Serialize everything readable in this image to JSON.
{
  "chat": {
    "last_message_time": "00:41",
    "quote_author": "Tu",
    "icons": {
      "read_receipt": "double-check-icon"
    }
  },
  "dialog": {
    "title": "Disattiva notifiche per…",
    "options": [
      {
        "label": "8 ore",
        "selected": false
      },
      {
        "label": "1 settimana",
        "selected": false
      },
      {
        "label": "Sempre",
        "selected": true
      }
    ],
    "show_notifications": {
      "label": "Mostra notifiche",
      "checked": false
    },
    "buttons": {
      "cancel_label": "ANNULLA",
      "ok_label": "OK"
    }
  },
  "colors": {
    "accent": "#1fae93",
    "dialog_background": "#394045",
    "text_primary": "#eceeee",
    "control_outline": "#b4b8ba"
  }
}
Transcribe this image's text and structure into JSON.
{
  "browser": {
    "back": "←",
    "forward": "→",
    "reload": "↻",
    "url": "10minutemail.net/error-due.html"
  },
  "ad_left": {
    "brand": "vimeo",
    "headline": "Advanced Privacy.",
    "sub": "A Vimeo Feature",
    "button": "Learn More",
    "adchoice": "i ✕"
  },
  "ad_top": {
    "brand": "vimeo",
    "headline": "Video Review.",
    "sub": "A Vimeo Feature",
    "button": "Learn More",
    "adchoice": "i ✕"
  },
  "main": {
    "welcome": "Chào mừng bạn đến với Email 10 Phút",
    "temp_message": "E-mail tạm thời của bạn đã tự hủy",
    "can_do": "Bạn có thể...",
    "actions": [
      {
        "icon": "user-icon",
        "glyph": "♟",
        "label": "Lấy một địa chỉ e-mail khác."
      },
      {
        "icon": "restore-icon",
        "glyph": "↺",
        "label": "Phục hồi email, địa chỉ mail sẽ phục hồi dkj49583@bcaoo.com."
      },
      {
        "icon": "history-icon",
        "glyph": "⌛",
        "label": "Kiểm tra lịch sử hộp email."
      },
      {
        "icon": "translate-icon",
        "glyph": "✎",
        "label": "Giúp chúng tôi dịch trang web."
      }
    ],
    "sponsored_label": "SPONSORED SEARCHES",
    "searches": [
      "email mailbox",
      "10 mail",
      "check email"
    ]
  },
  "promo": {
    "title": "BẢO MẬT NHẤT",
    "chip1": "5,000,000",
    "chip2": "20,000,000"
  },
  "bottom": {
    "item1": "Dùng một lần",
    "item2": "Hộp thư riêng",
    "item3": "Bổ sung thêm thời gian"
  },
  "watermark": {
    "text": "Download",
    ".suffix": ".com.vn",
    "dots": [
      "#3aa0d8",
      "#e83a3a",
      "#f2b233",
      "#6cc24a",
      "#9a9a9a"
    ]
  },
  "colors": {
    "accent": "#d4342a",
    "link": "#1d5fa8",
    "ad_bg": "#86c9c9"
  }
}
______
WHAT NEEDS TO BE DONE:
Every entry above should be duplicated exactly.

RESPONSE AREA:
Serialize everything readable in this image to JSON.
{
  "chat": {
    "last_message_time": "00:41",
    "quote_author": "Tu",
    "icons": {
      "read_receipt": "double-check-icon"
    }
  },
  "dialog": {
    "title": "Disattiva notifiche per…",
    "options": [
      {
        "label": "8 ore",
        "selected": false
      },
      {
        "label": "1 settimana",
        "selected": false
      },
      {
        "label": "Sempre",
        "selected": true
      }
    ],
    "show_notifications": {
      "label": "Mostra notifiche",
      "checked": false
    },
    "buttons": {
      "cancel_label": "ANNULLA",
      "ok_label": "OK"
    }
  },
  "colors": {
    "accent": "#1fae93",
    "dialog_background": "#394045",
    "text_primary": "#eceeee",
    "control_outline": "#b4b8ba"
  }
}
Transcribe this image's text and structure into JSON.
{
  "browser": {
    "back": "←",
    "forward": "→",
    "reload": "↻",
    "url": "10minutemail.net/error-due.html"
  },
  "ad_left": {
    "brand": "vimeo",
    "headline": "Advanced Privacy.",
    "sub": "A Vimeo Feature",
    "button": "Learn More",
    "adchoice": "i ✕"
  },
  "ad_top": {
    "brand": "vimeo",
    "headline": "Video Review.",
    "sub": "A Vimeo Feature",
    "button": "Learn More",
    "adchoice": "i ✕"
  },
  "main": {
    "welcome": "Chào mừng bạn đến với Email 10 Phút",
    "temp_message": "E-mail tạm thời của bạn đã tự hủy",
    "can_do": "Bạn có thể...",
    "actions": [
      {
        "icon": "user-icon",
        "glyph": "♟",
        "label": "Lấy một địa chỉ e-mail khác."
      },
      {
        "icon": "restore-icon",
        "glyph": "↺",
        "label": "Phục hồi email, địa chỉ mail sẽ phục hồi dkj49583@bcaoo.com."
      },
      {
        "icon": "history-icon",
        "glyph": "⌛",
        "label": "Kiểm tra lịch sử hộp email."
      },
      {
        "icon": "translate-icon",
        "glyph": "✎",
        "label": "Giúp chúng tôi dịch trang web."
      }
    ],
    "sponsored_label": "SPONSORED SEARCHES",
    "searches": [
      "email mailbox",
      "10 mail",
      "check email"
    ]
  },
  "promo": {
    "title": "BẢO MẬT NHẤT",
    "chip1": "5,000,000",
    "chip2": "20,000,000"
  },
  "bottom": {
    "item1": "Dùng một lần",
    "item2": "Hộp thư riêng",
    "item3": "Bổ sung thêm thời gian"
  },
  "watermark": {
    "text": "Download",
    ".suffix": ".com.vn",
    "dots": [
      "#3aa0d8",
      "#e83a3a",
      "#f2b233",
      "#6cc24a",
      "#9a9a9a"
    ]
  },
  "colors": {
    "accent": "#d4342a",
    "link": "#1d5fa8",
    "ad_bg": "#86c9c9"
  }
}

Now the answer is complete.